EXERCISE DESCRIPTION:
Could you please repeat all of the entries exactly as written?

------ RECORDS TO USE ------

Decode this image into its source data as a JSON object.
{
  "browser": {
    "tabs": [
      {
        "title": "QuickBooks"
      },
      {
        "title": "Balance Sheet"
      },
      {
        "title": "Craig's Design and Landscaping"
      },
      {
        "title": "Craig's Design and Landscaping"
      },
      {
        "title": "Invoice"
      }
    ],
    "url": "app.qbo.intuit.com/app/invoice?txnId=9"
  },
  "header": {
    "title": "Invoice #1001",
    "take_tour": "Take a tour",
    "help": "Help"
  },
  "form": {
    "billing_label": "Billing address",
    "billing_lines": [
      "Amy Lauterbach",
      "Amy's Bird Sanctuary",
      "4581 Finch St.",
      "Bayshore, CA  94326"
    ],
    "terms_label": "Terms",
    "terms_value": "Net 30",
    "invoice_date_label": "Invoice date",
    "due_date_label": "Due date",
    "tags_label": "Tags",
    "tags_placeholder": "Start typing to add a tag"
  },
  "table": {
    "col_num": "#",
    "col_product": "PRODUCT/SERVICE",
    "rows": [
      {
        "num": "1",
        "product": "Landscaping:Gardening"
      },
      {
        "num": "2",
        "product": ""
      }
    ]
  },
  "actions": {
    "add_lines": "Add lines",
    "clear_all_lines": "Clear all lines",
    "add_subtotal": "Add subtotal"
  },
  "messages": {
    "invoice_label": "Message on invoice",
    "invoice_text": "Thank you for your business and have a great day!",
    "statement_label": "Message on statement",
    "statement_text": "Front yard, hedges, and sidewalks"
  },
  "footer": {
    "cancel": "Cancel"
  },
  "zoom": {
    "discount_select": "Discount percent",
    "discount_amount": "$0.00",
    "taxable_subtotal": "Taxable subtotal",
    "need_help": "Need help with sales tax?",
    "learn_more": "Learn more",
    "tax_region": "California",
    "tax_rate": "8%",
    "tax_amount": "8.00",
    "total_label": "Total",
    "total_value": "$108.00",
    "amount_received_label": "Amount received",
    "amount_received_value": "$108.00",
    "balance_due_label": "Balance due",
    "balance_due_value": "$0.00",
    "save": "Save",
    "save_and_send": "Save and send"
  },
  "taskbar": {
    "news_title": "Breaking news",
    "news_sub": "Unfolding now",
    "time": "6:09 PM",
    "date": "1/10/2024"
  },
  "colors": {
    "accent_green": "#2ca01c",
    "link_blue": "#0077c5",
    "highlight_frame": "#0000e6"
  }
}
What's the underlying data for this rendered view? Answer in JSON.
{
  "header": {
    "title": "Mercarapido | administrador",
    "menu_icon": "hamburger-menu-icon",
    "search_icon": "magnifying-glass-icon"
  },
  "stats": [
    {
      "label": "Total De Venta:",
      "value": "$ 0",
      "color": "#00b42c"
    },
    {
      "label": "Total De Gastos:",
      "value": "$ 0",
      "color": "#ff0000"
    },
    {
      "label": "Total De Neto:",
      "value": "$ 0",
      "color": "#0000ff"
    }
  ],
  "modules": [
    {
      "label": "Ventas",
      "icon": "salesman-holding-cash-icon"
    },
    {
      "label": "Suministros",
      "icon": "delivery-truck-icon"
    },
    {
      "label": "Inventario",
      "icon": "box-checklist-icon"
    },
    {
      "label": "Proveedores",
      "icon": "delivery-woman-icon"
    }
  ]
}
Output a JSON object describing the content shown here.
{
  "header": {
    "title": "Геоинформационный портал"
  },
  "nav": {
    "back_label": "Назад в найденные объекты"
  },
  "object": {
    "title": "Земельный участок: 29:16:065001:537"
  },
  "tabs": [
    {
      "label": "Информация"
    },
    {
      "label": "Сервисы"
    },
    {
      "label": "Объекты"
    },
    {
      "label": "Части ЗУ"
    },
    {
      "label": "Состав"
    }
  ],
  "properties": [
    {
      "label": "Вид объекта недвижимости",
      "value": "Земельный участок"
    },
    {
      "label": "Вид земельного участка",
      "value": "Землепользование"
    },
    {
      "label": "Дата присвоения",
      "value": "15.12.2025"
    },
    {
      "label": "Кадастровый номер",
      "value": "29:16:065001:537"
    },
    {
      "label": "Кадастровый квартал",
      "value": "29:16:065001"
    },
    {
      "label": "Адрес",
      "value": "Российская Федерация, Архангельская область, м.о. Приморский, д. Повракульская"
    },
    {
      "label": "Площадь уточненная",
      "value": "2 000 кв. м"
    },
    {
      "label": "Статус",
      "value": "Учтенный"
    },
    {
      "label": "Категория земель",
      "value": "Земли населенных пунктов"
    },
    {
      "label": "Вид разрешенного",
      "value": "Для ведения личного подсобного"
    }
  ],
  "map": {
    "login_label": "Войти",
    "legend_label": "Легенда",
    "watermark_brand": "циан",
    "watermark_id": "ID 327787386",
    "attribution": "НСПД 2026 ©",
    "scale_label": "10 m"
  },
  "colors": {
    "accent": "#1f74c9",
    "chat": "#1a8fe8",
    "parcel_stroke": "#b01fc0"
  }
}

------

TASK RESULT:
Decode this image into its source data as a JSON object.
{
  "browser": {
    "tabs": [
      {
        "title": "QuickBooks"
      },
      {
        "title": "Balance Sheet"
      },
      {
        "title": "Craig's Design and Landscaping"
      },
      {
        "title": "Craig's Design and Landscaping"
      },
      {
        "title": "Invoice"
      }
    ],
    "url": "app.qbo.intuit.com/app/invoice?txnId=9"
  },
  "header": {
    "title": "Invoice #1001",
    "take_tour": "Take a tour",
    "help": "Help"
  },
  "form": {
    "billing_label": "Billing address",
    "billing_lines": [
      "Amy Lauterbach",
      "Amy's Bird Sanctuary",
      "4581 Finch St.",
      "Bayshore, CA  94326"
    ],
    "terms_label": "Terms",
    "terms_value": "Net 30",
    "invoice_date_label": "Invoice date",
    "due_date_label": "Due date",
    "tags_label": "Tags",
    "tags_placeholder": "Start typing to add a tag"
  },
  "table": {
    "col_num": "#",
    "col_product": "PRODUCT/SERVICE",
    "rows": [
      {
        "num": "1",
        "product": "Landscaping:Gardening"
      },
      {
        "num": "2",
        "product": ""
      }
    ]
  },
  "actions": {
    "add_lines": "Add lines",
    "clear_all_lines": "Clear all lines",
    "add_subtotal": "Add subtotal"
  },
  "messages": {
    "invoice_label": "Message on invoice",
    "invoice_text": "Thank you for your business and have a great day!",
    "statement_label": "Message on statement",
    "statement_text": "Front yard, hedges, and sidewalks"
  },
  "footer": {
    "cancel": "Cancel"
  },
  "zoom": {
    "discount_select": "Discount percent",
    "discount_amount": "$0.00",
    "taxable_subtotal": "Taxable subtotal",
    "need_help": "Need help with sales tax?",
    "learn_more": "Learn more",
    "tax_region": "California",
    "tax_rate": "8%",
    "tax_amount": "8.00",
    "total_label": "Total",
    "total_value": "$108.00",
    "amount_received_label": "Amount received",
    "amount_received_value": "$108.00",
    "balance_due_label": "Balance due",
    "balance_due_value": "$0.00",
    "save": "Save",
    "save_and_send": "Save and send"
  },
  "taskbar": {
    "news_title": "Breaking news",
    "news_sub": "Unfolding now",
    "time": "6:09 PM",
    "date": "1/10/2024"
  },
  "colors": {
    "accent_green": "#2ca01c",
    "link_blue": "#0077c5",
    "highlight_frame": "#0000e6"
  }
}
What's the underlying data for this rendered view? Answer in JSON.
{
  "header": {
    "title": "Mercarapido | administrador",
    "menu_icon": "hamburger-menu-icon",
    "search_icon": "magnifying-glass-icon"
  },
  "stats": [
    {
      "label": "Total De Venta:",
      "value": "$ 0",
      "color": "#00b42c"
    },
    {
      "label": "Total De Gastos:",
      "value": "$ 0",
      "color": "#ff0000"
    },
    {
      "label": "Total De Neto:",
      "value": "$ 0",
      "color": "#0000ff"
    }
  ],
  "modules": [
    {
      "label": "Ventas",
      "icon": "salesman-holding-cash-icon"
    },
    {
      "label": "Suministros",
      "icon": "delivery-truck-icon"
    },
    {
      "label": "Inventario",
      "icon": "box-checklist-icon"
    },
    {
      "label": "Proveedores",
      "icon": "delivery-woman-icon"
    }
  ]
}
Output a JSON object describing the content shown here.
{
  "header": {
    "title": "Геоинформационный портал"
  },
  "nav": {
    "back_label": "Назад в найденные объекты"
  },
  "object": {
    "title": "Земельный участок: 29:16:065001:537"
  },
  "tabs": [
    {
      "label": "Информация"
    },
    {
      "label": "Сервисы"
    },
    {
      "label": "Объекты"
    },
    {
      "label": "Части ЗУ"
    },
    {
      "label": "Состав"
    }
  ],
  "properties": [
    {
      "label": "Вид объекта недвижимости",
      "value": "Земельный участок"
    },
    {
      "label": "Вид земельного участка",
      "value": "Землепользование"
    },
    {
      "label": "Дата присвоения",
      "value": "15.12.2025"
    },
    {
      "label": "Кадастровый номер",
      "value": "29:16:065001:537"
    },
    {
      "label": "Кадастровый квартал",
      "value": "29:16:065001"
    },
    {
      "label": "Адрес",
      "value": "Российская Федерация, Архангельская область, м.о. Приморский, д. Повракульская"
    },
    {
      "label": "Площадь уточненная",
      "value": "2 000 кв. м"
    },
    {
      "label": "Статус",
      "value": "Учтенный"
    },
    {
      "label": "Категория земель",
      "value": "Земли населенных пунктов"
    },
    {
      "label": "Вид разрешенного",
      "value": "Для ведения личного подсобного"
    }
  ],
  "map": {
    "login_label": "Войти",
    "legend_label": "Легенда",
    "watermark_brand": "циан",
    "watermark_id": "ID 327787386",
    "attribution": "НСПД 2026 ©",
    "scale_label": "10 m"
  },
  "colors": {
    "accent": "#1f74c9",
    "chat": "#1a8fe8",
    "parcel_stroke": "#b01fc0"
  }
}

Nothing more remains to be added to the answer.